Additional Book Information
Series: NYRB Classics
Publication Date: May 5, 2020
by Graciliano Ramos, translated from the Portuguese by Padma Viswanathan
An NYRB Classics Original
Paulo Honório is a sometime field hand who has kicked and clawed and schemed his way to prosperity, becoming master of the decrepit estate São Bernardo, where once upon a time he toiled. He is ruthless in his exploitation of his fellow man, but when he makes a match with a fine young woman, he is surprised to discover that this latest acquisition, as he sees it, may be somewhat harder to handle. It is in Paulo Honório’s own rough-hewn voice that the great Brazilian writer Graciliano Ramos, often compared to William Faulkner, tells this gritty and dryly funny story of triumph and comeuppance, a tour de force of the writer’s art that is beautifully captured in Padma Viswanathan’s new translation.
The complexities of life in rural Brazil come sharply into focus in São Bernardo. Nearly a hundred years after its publication, the funny, ruthless narrator of this novel is as fascinating and relevant as any narrator being written today.
I was swept up by the humor, cadence, beautiful weirdness—and above all the voice, relentless and a little nuts, of São Bernardo.
Viswanathan, through her soulful translation, breathes new life into Ramos’s slangy, unvarnished, beguilingly funny prose. Honorio’s voice might be gruff, but it also sings.
If we were to take stock of Brazilian writers from the first half of the twentieth century—from among those writers who produced the most relevant parts of their oeuvre in the first half of the twentieth century—and ask which writer has had the greatest impact and influence on the way Brazilian writers write today, I have no doubt that the name of Graciliano Ramos would make the top of the list.
—Paulo Scott, Asymptote
This new translation of São Bernardo from the Brazilian Portuguese by Canadian writer Padma Viswanathan is as much a reiteration as it is a refashioning. . . . Viswanathan has made a precious contribution to the body of English-language literature, adding to it the vibrant voice of one [of] the most important figures of 20th-century Brazilian letters.
—Arthur Ivan Bravo, The Los Angeles Review of Books
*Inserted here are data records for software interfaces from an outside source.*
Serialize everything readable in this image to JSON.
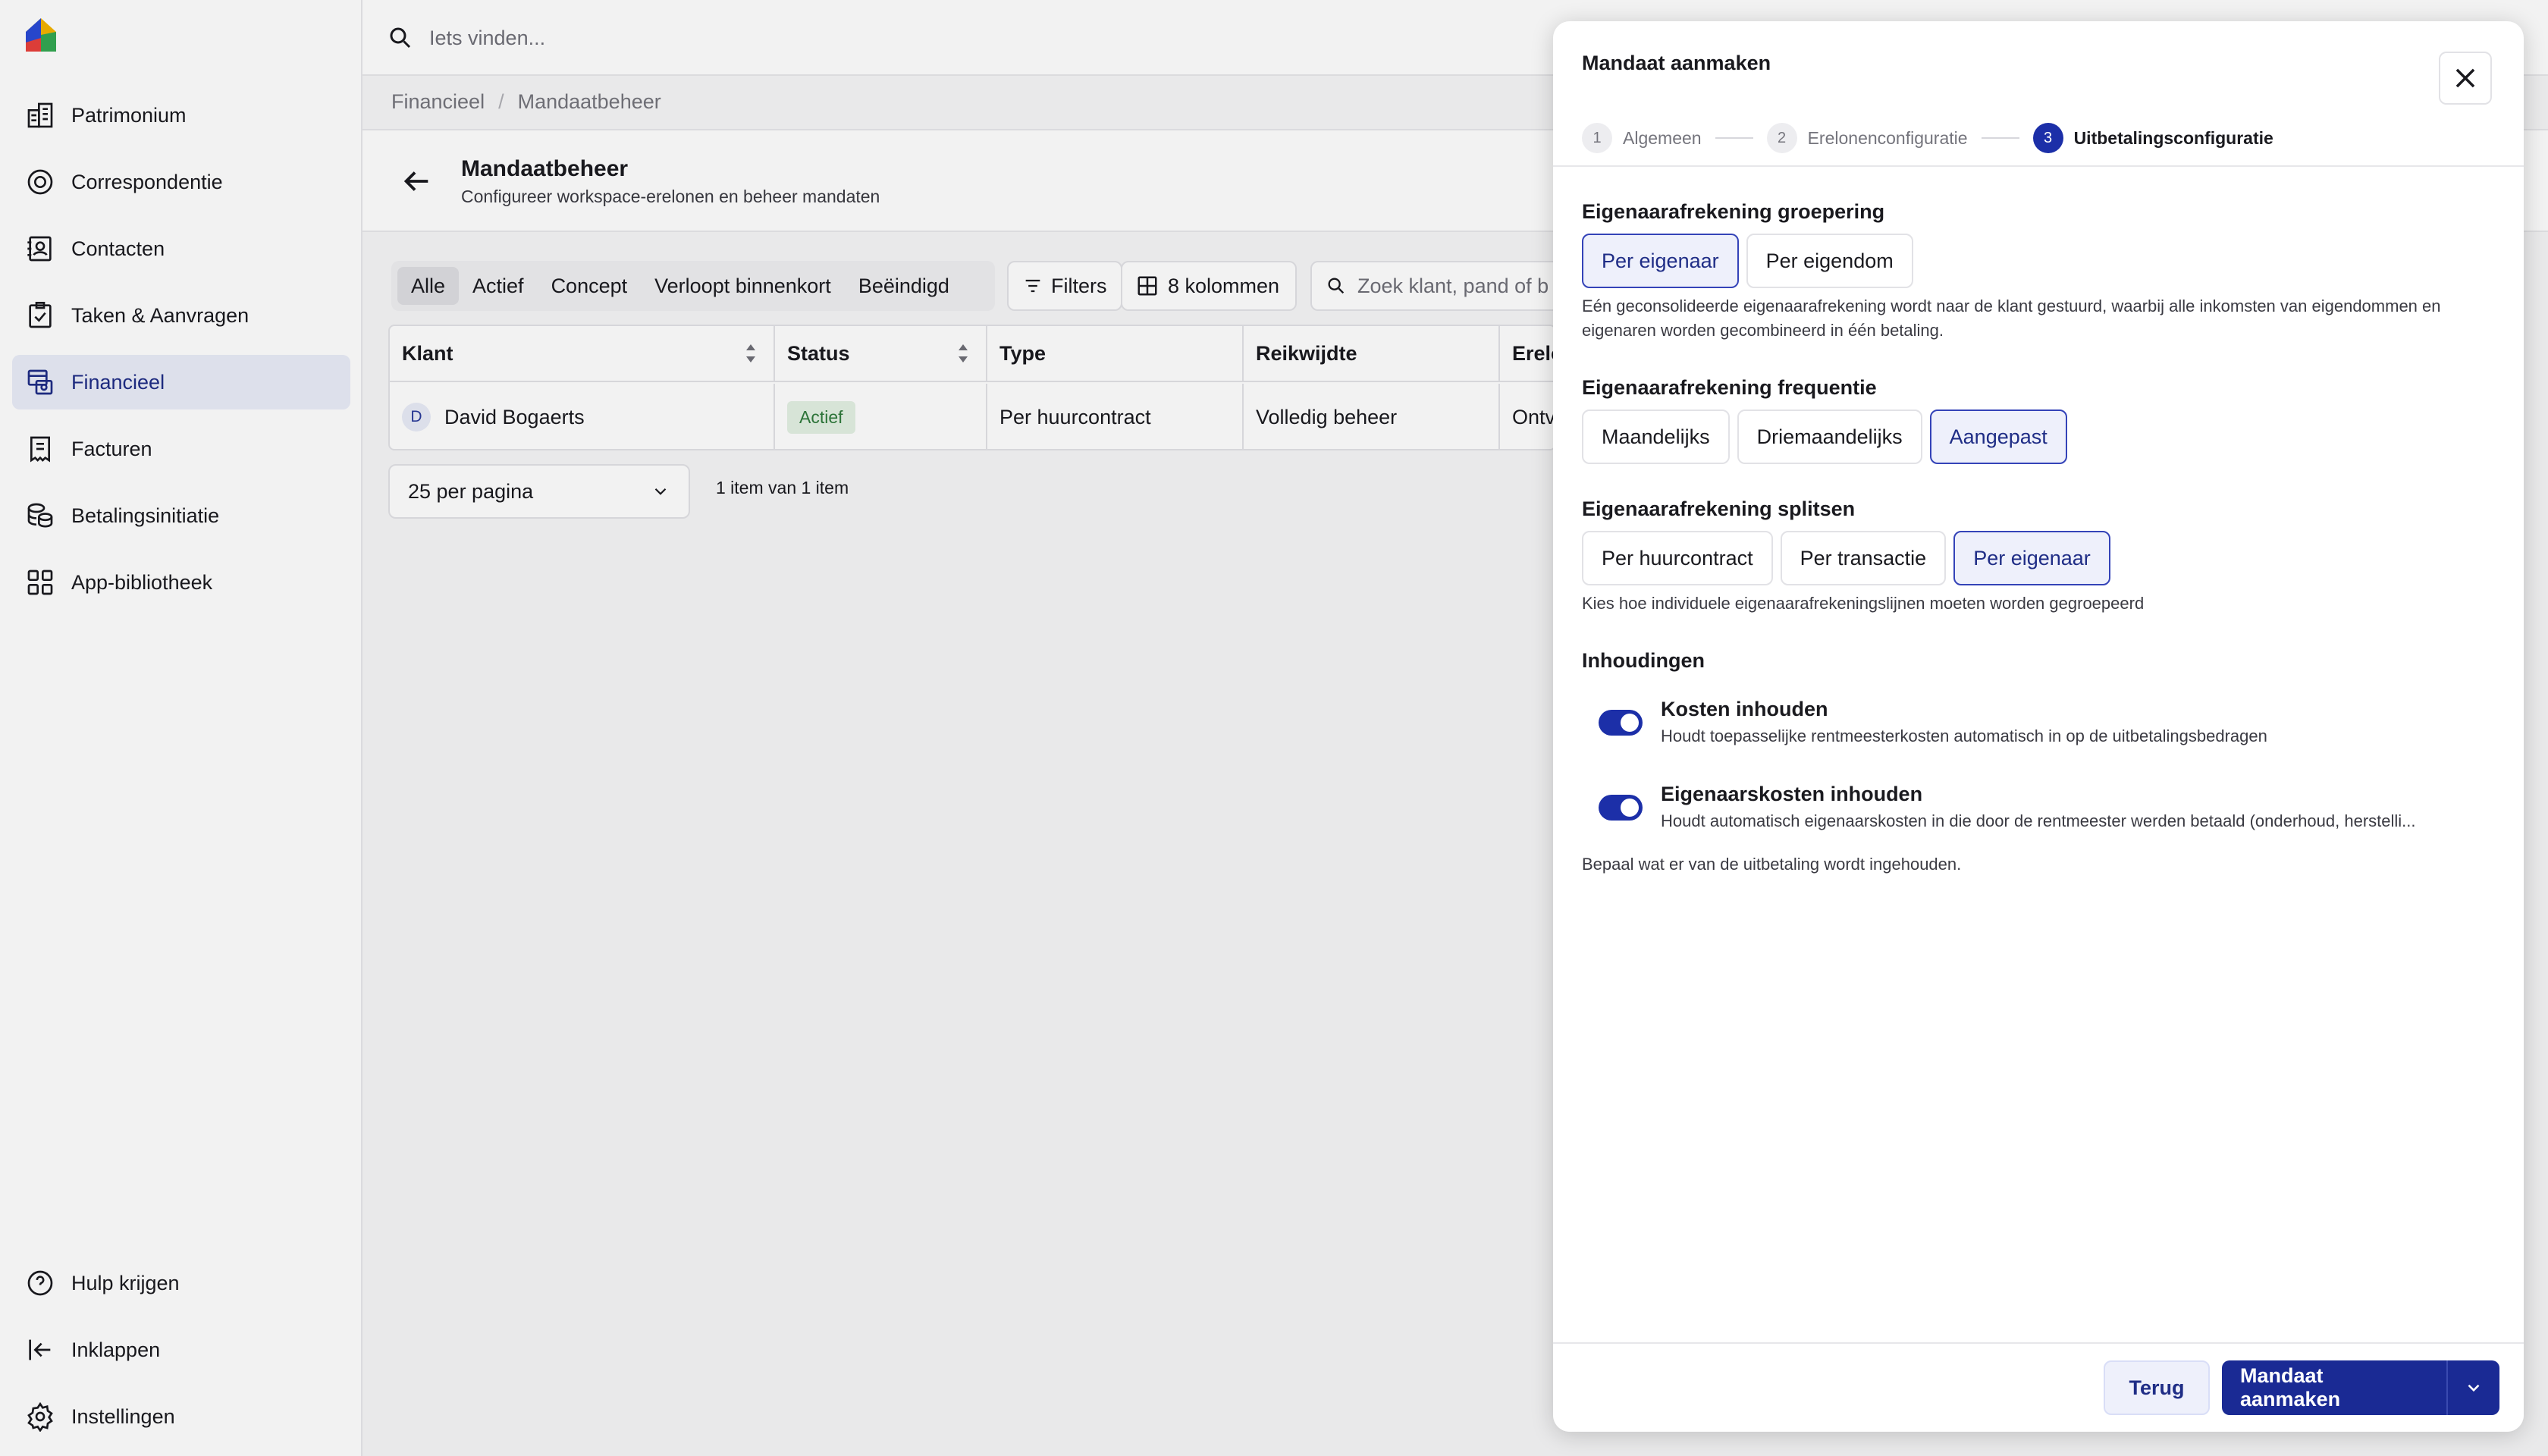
{
  "search": {
    "placeholder": "Iets vinden..."
  },
  "sidebar": {
    "items": [
      {
        "label": "Patrimonium",
        "icon": "building-icon"
      },
      {
        "label": "Correspondentie",
        "icon": "mail-circle-icon"
      },
      {
        "label": "Contacten",
        "icon": "contacts-icon"
      },
      {
        "label": "Taken & Aanvragen",
        "icon": "clipboard-check-icon"
      },
      {
        "label": "Financieel",
        "icon": "finance-icon",
        "active": true
      },
      {
        "label": "Facturen",
        "icon": "receipt-icon"
      },
      {
        "label": "Betalingsinitiatie",
        "icon": "coins-icon"
      },
      {
        "label": "App-bibliotheek",
        "icon": "grid-icon"
      }
    ],
    "bottom": [
      {
        "label": "Hulp krijgen",
        "icon": "help-icon"
      },
      {
        "label": "Inklappen",
        "icon": "collapse-icon"
      },
      {
        "label": "Instellingen",
        "icon": "gear-icon"
      }
    ]
  },
  "breadcrumb": [
    "Financieel",
    "Mandaatbeheer"
  ],
  "page": {
    "title": "Mandaatbeheer",
    "subtitle": "Configureer workspace-erelonen en beheer mandaten"
  },
  "filters": {
    "segments": [
      "Alle",
      "Actief",
      "Concept",
      "Verloopt binnenkort",
      "Beëindigd"
    ],
    "filters_label": "Filters",
    "columns_label": "8 kolommen",
    "search_placeholder": "Zoek klant, pand of b"
  },
  "table": {
    "headers": [
      "Klant",
      "Status",
      "Type",
      "Reikwijdte",
      "Erelo"
    ],
    "row": {
      "avatar": "D",
      "client": "David Bogaerts",
      "status": "Actief",
      "type": "Per huurcontract",
      "scope": "Volledig beheer",
      "fee": "Ontv"
    }
  },
  "pagination": {
    "per_page": "25 per pagina",
    "info": "1 item van 1 item"
  },
  "panel": {
    "title": "Mandaat aanmaken",
    "steps": [
      {
        "num": "1",
        "label": "Algemeen"
      },
      {
        "num": "2",
        "label": "Erelonenconfiguratie"
      },
      {
        "num": "3",
        "label": "Uitbetalingsconfiguratie",
        "active": true
      }
    ],
    "grouping": {
      "title": "Eigenaarafrekening groepering",
      "options": [
        "Per eigenaar",
        "Per eigendom"
      ],
      "selected": "Per eigenaar",
      "help": "Eén geconsolideerde eigenaarafrekening wordt naar de klant gestuurd, waarbij alle inkomsten van eigendommen en eigenaren worden gecombineerd in één betaling."
    },
    "frequency": {
      "title": "Eigenaarafrekening frequentie",
      "options": [
        "Maandelijks",
        "Driemaandelijks",
        "Aangepast"
      ],
      "selected": "Aangepast"
    },
    "split": {
      "title": "Eigenaarafrekening splitsen",
      "options": [
        "Per huurcontract",
        "Per transactie",
        "Per eigenaar"
      ],
      "selected": "Per eigenaar",
      "help": "Kies hoe individuele eigenaarafrekeningslijnen moeten worden gegroepeerd"
    },
    "withholdings": {
      "title": "Inhoudingen",
      "items": [
        {
          "title": "Kosten inhouden",
          "desc": "Houdt toepasselijke rentmeesterkosten automatisch in op de uitbetalingsbedragen",
          "on": true
        },
        {
          "title": "Eigenaarskosten inhouden",
          "desc": "Houdt automatisch eigenaarskosten in die door de rentmeester werden betaald (onderhoud, herstelli...",
          "on": true
        }
      ],
      "help": "Bepaal wat er van de uitbetaling wordt ingehouden."
    },
    "footer": {
      "back": "Terug",
      "submit": "Mandaat aanmaken"
    }
  },
  "colors": {
    "accent": "#1a2a94",
    "selected_bg": "#eef0fb",
    "active_nav_bg": "#e9ecf8"
  }
}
Graciliano Ramos’s São Bernardo is a quick read that grabbed me from the first paragraph. . . . Honório is a fascinating character, and Ramos beautifully renders him through Honório’s own elisions and incapacity to articulate.
—The Mookse and Gripes